With a sigh, he nestles his 1853 Enfield rifle-musket in his lap. At more than 10 pounds of polished wool and steel, and a few inches shy of 5 feet long, the .58-caliber is big, beautiful and deadly.
"These cotton flannel drawers are supposed to help keep you cool," Lelegren smiles, lifting a leg of the gray wool pants that match his uniform coat to tug at a thin, white fabric. "But it still gets pretty hot sometimes under all this."
Nonetheless, Lelegren and his comrades will give a good account of themselves when the damn Yankees appear on the battlefield green nearby. Then, the war cries of North and South will disappear in the clouds of black powder smoke and the crackle of musket fire.
Thank God, the 34-year-old Lehi man says, it's all make believe. Some 140 years ago, lines of soldiers in gray and blue were being scythed like wheat as torrents of the 1-ounce, soft lead Minie balls fired by the Enfield found their targets.
On Saturday, Lelegren and 13 other members of the Utah Civil War Association supplemented their ranks with dozens of children. The battle was the highlight of the third and final day of the annual Camp Floyd History Camp, where youngsters learn about life in the army during the Civil War era.
Mark Trotter, manager of the Camp Floyd-Stagecoach Inn State Park, located 40 miles southwest of Salt Lake City, says the program's schedule is full, and the information and experiences of the children are priceless.
Reliving history, Trotter says, drives home lessons like no amount of classroom reading can. Since day one, Thursday, they have seen army recruiters visit, luring the kids to promises of glory and adventure. They were issued enlistment papers, blue or gray caps, haversacks, canteens and wooden rifles, then drilled in camp life and military demeanor.

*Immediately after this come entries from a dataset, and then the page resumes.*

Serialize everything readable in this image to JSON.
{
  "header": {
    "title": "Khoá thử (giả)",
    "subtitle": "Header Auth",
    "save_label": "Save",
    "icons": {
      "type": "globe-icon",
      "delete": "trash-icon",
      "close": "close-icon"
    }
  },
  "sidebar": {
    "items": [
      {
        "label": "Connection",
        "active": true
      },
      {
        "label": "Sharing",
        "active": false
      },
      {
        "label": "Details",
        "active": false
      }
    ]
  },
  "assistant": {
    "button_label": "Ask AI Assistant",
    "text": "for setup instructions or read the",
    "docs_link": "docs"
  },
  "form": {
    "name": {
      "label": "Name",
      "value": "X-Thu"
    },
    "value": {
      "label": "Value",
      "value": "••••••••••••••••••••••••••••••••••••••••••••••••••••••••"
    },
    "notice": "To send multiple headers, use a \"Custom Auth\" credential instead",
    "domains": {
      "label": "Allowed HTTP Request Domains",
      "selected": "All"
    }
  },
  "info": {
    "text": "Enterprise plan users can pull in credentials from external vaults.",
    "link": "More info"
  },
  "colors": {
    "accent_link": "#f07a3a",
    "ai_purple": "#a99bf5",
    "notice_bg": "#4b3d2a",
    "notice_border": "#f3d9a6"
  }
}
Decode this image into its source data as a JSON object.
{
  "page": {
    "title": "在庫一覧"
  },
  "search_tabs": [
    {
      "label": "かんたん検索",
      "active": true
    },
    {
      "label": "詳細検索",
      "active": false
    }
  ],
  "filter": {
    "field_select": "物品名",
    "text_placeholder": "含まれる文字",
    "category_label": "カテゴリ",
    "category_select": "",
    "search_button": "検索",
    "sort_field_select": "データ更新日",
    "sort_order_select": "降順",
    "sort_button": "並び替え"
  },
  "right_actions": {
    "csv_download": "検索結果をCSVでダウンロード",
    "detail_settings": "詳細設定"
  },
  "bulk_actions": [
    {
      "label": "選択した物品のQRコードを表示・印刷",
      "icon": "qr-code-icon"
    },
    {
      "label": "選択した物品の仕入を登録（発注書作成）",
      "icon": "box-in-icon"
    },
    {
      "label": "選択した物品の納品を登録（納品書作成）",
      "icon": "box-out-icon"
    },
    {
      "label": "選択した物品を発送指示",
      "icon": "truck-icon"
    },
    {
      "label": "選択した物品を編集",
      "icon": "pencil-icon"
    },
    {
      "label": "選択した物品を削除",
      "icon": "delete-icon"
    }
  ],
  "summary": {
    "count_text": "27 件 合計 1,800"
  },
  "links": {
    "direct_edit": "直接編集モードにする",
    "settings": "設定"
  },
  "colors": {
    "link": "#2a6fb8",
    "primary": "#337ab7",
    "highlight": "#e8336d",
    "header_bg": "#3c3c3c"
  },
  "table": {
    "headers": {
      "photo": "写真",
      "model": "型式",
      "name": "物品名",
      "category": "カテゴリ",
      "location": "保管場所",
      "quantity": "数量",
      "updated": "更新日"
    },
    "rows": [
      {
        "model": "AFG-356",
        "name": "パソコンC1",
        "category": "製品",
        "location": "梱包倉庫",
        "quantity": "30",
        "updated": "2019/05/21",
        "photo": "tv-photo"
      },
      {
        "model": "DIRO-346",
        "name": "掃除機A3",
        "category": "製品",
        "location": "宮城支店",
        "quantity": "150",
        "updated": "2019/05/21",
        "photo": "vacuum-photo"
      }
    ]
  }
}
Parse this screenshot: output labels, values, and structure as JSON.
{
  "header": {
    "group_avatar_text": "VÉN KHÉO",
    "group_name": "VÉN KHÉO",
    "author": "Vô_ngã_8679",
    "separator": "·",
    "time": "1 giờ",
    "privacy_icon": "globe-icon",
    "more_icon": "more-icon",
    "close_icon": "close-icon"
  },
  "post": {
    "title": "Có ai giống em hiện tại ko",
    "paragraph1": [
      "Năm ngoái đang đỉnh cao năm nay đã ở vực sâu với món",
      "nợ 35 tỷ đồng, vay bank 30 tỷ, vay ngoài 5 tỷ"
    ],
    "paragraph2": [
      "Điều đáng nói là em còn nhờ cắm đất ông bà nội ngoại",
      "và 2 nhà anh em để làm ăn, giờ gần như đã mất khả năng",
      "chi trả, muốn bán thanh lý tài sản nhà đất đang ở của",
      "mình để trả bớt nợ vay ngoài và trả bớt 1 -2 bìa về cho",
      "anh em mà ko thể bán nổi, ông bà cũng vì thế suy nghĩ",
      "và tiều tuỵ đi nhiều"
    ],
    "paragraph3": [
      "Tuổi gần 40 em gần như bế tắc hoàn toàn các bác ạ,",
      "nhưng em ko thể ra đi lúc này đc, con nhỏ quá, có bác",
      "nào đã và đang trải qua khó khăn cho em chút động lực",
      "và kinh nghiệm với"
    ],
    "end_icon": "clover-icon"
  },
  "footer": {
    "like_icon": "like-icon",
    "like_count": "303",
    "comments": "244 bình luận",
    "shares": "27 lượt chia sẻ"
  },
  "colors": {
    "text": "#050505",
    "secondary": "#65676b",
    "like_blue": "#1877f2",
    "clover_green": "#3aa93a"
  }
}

They had time to write a letter home - with a quill pen and ink - picked up by a Pony Express rider; build a wall with adobe bricks they made themselves, and mine for faux silver and gold.
It's all been fun, says 11-year-old Nick Killpack of Orem, one of the Confederate States of America's finest this mid-summer day in Utah County's high desert. But he liked the fighting best.
"We had a lot of wars, like we'd hide over there by the bathrooms and fire if we saw any of the blue hats," the boy grins. "Then we'd take them prisoner and made them turn their caps around backward."
Camille Sanchez, 8, wore the blue. Demonstrations with the ancient replica muskets, and the lessons on firearms safety that came with them, impressed her most.
"I learned not to play with them," she says. "But it also was real fun sometimes . . . especially learning to shoot the old guns."
Few of the children would like to travel back in time to fight in real battles of the era, though; not after seeing Union Maj. Mike Moon, the camp surgeon, at work.
Moon, an emergency room nurse when living in the 21st century, affects an authentic Irish brogue as he proudly shows off his collection of antique, 19th century surgical instruments - knives, bone saws, probes and scalpels.
During the War Between the States, the wounded could look forward to little more than amputation, fever and - if they survived post-operative infections that came with the filth of a battlefield hospital - life with one arm, or a wooden leg.
"Aye," Moon mugs, hefting a blade. "A chance to cut is a chance to cure, and the only way to heal is with cold steel."
Out of character, the 50-year-old West Valley City man says he delights playing the role of an army doctor - but it's the educational aspect of this that is most important.
"This," he says waving at the re-enactors, pitched pup tents, his own hospital setup and the children, "is telling the story, and that's what makes history fun."
Reenacting is not a cheap hobby, though. Lelegren - who also role plays in Indian battles and World War II recreations - put about $700 into his musket, $300 into his uniform and another $200 for hobnailed boots styled true to the Civil War era.
A number of Internet-based "sutlers," or suppliers of historical weaponry and clothing, outfit re-enactors nationwide - including the 50 members of the UCWA.
Chase Pinkham, a 14-year-old West High student, has been in the re-enactor organization for several years. He began as a fife and drum boy, and donned a Union soldier's uniform a year and a half ago. All told, it cost about $1,800 to turn him into a member of the UCWA's 81st Pennsylvania, Company B.
Admiration for the tough generation of men who fought in both blue and gray drives his interest in recreating history.
"It was an interesting, climactic period that shaped America," he said. "And it . . . well, fits. It just feels right for me, to share the experience and be able to educate [the younger children]."